This January marks the tenth anniversary of National Mentoring Month, “a time each year when our nation spotlights the importance of mentors and the need for every child to have a caring adult in his or her life,” according to www.nationalmentoringmonth.org. Mentors can be a substantial influence in a child or young adult’s life and impact them in unforeseeable ways. What would Henry David Thoreau have been without his mentor, Ralph Waldo Emerson? Or, perish the thought, Harry Potter without the guidance of Professor Dumbledore?
Students are constantly being mentored by professors and teachers who continually encourage them to think deeply, act judiciously, and strive confidently toward their goals. By becoming mentors, they can switch these roles and give someone else the gift of guidance and the encouragement to go after their dreams and goals. At Carnegie Mellon, students have the opportunity to be mentored or become mentors through several different programs offered on campus.
Those who wish to find a mentor can apply for the Heinz mentor program, where students are matched with alumni based on personal priorities and career goals. Another mentoring program, through the Career and Professional Development Center, trains students to assist their peers with career choices through outreach activities and events.
One mentoring program that is particularly hands-on is Strong Women, Strong Girls, a group-based mentoring program between college-aged women and at-risk girls in grades three through five. Katherine Yang, a member of this mentoring team, said, “the goal of Strong Women, Strong Girls is to pass on the lessons learned from strong women throughout history to encourage girls and young women to become strong women.” The mentoring group meets once a week for about 90 minutes to learn about and discuss women who are making a positive impact in today’s world.
Becoming involved in mentorship is surprisingly easy; in fact, students do not even need to join one of the aforementioned groups to become a mentor. Carnegie Mellon offers the class “Literacy: Educational Theory and Community Practice,” that pairs college students and urban high school students from the Fox Chapel area together in a writing mentorship. The goal is to help the high school students learn “new strategies for writing, planning and decision making” that will aid them in transforming themselves and their community.
Professor Linda Flower teaches the class and, through her extensive involvement in Pittsburgh’s Community Literacy Center, strives to turn literate action into social change. Flower’s class is yet another way to become involved and joining is as simple as clicking the “add” button on the Online Registration website.
Becoming a mentor is a big responsibility, but many students find the rewards are plentiful. Having a lasting positive impact on a person’s life is a priceless gift that will continually repay itself. All one has to do is give up a few hours a week and devote that time to enriching someone else’s life.
“Mentoring is a way for us to ‘pay it forward.’ Most of us are where we are today because of people who’ve helped us along the way; mentoring is important because it allows us to help people see the potential they may not see in themselves,” Yang said. There are many resources available to aid students in learning how to be good mentors and become involved in “paying it forward” through the mentorship of kids, the world-changers of tomorrow.

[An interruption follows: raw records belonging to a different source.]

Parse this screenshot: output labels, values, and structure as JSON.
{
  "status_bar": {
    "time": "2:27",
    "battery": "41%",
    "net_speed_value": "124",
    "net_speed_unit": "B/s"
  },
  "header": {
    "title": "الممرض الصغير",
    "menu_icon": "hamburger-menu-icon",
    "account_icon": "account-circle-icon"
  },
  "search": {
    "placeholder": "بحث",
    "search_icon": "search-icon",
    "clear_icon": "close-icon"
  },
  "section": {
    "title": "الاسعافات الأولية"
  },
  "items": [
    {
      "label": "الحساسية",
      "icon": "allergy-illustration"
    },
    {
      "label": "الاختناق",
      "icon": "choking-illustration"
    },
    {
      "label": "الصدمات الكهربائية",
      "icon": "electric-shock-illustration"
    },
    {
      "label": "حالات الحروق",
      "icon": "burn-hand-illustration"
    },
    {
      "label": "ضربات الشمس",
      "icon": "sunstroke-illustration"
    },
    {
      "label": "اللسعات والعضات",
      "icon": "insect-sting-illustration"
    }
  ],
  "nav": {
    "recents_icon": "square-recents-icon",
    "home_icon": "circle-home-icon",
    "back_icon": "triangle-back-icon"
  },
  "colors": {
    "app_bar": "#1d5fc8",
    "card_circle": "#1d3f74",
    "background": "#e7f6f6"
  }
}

For more information on the Heinz mentorship program, visit www.heinz.cmu.edu/jobs-and-internships/mentor-program/index.aspx.
For the Career and Professional Development Center’s program, see www.studentaffairs.cmu.edu/career/about-us/career-peer-mentors.
To get involved with Strong Women, Strong Girls, contact them at email@example.com.